Restricting grass intake is an essential part of many weight management programmes, and the latest research on strip grazing shows that it can be an effective solution. For many horses and ponies, grass is the main source of calories in the diet and is also one of the hardest for owners to control. A 250kg pony living out at grass may consume enough energy (calories) to fuel a 500kg racehorse – equivalent to more than half a bag of conditioning cubes every day.

 

The study, comparing three restricted grazing practices for equine bodyweight management during the United Kingdom grass growing season, was conducted by Annette Longland in collaboration with SPILLERS via the WALTHAM Equine Studies Group.

 

Three groups of four ponies were turned out into individual paddocks that had been measured at the start of the study to provide 1.5% of the ponies’ bodyweight (dry matter) in grass, for 28 days. 

 

The ponies were assigned to one of three grazing practices: 

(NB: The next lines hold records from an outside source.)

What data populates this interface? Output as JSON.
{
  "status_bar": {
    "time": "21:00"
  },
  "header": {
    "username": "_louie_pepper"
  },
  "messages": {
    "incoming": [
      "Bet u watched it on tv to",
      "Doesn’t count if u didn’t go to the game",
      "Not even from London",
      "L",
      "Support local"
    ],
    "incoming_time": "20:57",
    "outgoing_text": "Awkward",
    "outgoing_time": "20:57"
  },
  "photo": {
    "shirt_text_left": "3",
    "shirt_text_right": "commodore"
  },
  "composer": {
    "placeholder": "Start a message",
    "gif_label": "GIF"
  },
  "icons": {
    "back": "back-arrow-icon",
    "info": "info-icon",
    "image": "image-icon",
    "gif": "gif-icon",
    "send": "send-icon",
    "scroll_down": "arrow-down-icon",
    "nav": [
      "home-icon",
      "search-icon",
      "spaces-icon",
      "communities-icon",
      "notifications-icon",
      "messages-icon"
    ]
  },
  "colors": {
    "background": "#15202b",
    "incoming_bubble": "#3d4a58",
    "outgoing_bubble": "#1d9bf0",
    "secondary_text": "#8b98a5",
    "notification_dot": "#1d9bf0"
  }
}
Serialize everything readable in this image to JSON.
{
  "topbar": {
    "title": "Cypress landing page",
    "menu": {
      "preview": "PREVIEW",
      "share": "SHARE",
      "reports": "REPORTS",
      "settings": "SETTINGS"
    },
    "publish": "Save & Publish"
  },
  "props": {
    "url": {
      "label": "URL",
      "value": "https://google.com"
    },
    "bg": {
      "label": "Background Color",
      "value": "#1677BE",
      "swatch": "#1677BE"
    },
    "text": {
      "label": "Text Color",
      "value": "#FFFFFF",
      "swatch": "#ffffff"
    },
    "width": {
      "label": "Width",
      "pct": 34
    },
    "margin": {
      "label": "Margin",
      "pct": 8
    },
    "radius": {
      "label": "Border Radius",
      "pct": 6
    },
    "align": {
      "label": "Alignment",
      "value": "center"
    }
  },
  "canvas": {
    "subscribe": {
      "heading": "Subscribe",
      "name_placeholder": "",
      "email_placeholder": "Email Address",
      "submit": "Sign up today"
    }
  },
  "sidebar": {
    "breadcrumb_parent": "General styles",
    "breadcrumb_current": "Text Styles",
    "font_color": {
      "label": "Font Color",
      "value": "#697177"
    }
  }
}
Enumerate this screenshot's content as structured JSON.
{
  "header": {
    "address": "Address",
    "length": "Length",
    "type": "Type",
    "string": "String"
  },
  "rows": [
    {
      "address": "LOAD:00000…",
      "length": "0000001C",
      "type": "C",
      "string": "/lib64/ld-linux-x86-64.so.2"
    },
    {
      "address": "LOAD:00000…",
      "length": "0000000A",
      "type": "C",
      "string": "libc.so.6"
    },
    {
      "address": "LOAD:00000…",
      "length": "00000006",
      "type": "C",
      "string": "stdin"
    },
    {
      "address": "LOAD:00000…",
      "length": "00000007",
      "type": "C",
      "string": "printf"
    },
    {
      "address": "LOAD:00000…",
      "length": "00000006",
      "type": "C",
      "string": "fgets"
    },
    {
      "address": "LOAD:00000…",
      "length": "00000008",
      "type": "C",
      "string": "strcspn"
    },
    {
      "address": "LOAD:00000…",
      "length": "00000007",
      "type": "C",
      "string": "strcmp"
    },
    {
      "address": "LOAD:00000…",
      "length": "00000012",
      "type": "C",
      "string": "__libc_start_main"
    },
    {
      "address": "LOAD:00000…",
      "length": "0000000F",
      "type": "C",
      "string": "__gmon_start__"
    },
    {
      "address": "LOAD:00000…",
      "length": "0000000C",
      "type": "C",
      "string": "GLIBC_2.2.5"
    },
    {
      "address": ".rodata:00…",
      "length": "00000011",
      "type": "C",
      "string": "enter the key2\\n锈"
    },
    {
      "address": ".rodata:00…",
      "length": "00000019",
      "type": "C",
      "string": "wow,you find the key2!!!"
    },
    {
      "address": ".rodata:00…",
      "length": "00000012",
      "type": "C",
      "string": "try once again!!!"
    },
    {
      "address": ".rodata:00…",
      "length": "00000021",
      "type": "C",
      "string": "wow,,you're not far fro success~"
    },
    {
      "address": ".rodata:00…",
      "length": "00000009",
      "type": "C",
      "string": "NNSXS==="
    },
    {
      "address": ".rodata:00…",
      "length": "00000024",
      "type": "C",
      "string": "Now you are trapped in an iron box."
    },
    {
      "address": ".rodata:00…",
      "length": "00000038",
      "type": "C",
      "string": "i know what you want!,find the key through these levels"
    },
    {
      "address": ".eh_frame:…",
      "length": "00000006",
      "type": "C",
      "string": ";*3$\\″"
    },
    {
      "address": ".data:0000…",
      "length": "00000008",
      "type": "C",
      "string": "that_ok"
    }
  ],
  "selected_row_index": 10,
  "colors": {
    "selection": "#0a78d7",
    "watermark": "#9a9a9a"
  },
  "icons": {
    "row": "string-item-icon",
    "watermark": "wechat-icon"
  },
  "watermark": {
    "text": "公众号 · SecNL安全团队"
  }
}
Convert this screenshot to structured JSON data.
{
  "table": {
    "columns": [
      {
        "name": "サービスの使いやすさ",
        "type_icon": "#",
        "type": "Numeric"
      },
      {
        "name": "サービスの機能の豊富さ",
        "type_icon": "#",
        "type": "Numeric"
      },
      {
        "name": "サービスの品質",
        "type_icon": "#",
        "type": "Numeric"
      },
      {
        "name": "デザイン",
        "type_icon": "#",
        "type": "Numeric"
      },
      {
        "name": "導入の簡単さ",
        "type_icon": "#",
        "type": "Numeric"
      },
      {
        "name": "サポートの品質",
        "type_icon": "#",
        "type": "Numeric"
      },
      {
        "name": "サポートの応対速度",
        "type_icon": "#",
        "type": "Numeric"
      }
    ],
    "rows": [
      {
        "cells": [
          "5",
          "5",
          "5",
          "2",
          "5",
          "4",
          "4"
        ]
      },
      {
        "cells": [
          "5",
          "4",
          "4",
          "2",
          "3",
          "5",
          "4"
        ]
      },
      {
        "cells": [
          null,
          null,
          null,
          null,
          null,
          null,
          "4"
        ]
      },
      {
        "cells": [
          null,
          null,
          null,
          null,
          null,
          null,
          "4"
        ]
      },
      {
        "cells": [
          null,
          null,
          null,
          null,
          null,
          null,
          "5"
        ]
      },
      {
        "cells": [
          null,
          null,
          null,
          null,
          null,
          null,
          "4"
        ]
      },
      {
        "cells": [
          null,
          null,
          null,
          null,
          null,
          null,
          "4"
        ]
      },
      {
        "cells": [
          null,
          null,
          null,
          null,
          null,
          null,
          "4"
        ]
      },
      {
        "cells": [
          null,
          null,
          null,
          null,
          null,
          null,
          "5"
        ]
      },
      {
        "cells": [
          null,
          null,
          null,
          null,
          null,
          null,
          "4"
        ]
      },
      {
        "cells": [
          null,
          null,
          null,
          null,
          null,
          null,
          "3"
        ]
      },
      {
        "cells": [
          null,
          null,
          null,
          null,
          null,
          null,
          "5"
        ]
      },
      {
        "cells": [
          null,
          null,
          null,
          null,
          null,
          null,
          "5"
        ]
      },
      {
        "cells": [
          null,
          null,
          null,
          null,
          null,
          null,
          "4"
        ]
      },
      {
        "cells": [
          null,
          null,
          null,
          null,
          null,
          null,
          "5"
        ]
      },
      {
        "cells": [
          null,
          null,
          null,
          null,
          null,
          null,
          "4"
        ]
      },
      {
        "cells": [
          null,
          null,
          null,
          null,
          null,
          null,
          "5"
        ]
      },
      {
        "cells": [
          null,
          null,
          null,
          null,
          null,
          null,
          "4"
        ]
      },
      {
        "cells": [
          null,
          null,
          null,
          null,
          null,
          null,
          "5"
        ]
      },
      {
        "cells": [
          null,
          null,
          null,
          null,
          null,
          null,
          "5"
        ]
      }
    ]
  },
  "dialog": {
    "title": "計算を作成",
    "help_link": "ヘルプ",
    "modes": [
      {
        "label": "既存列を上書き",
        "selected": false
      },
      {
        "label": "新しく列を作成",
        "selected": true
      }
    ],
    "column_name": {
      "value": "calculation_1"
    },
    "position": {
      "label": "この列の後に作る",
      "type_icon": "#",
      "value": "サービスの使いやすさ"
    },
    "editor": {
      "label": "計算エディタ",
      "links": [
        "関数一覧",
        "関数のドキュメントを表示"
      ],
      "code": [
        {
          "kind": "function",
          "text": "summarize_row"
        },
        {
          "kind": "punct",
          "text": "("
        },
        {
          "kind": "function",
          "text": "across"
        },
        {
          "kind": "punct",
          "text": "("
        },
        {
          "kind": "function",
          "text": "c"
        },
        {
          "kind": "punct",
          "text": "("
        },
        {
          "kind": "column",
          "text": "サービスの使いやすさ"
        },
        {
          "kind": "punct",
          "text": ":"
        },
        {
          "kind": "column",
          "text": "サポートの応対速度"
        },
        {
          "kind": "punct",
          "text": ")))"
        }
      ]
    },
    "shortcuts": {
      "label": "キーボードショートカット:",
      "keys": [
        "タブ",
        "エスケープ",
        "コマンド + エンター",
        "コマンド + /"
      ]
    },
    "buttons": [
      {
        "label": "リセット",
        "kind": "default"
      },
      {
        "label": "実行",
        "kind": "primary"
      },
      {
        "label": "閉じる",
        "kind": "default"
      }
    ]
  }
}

·       after a two-day adaptation period ponies were given access to the whole paddock with no restrictions; 

·       a lead fence was placed across the width of the paddock and after a two-day adaptation period, it was moved 1/26th of the remaining paddock length daily to allow access to fresh grass; 

·       after a two-day adaptation period a lead fence and a ‘back fence’ were moved by 1/26th of the remaining length every day.

 

Ponies with access to the whole paddock showed a significant increase in body condition score, but ponies in either of the strip grazed groups did not. The strip grazed ponies gained significantly less weight than ponies in the total allowance group, regardless of whether a back fence was used. In fact, strip grazing without a back fence was no less effective than strip grazing with a back fence, even though the grazing area got larger every day.

 

The WALTHAM Equine Studies Group, who provide the science behind the SPILLERS brand, have now published 100 research papers relating to obesity, laminitis, equine metabolic syndrome (EMS) and weight management. To celebrate, SPILLERS is giving one lucky horse owner the chance to win a strip grazing kit, including energiser, fencing tape and posts. The competition is running on the SPILLERS Facebook page from 21-28 June.

 

 

For more details, see:

 

Longland, AC, Barfoot, C, Harris, PA. 

Strip-grazing: Reduces pony dry matter intakes and changes in bodyweight and morphometrics. 

Equine Vet J. 2021; 00: 1– 8.

https://doi.org/10.1111/evj.13416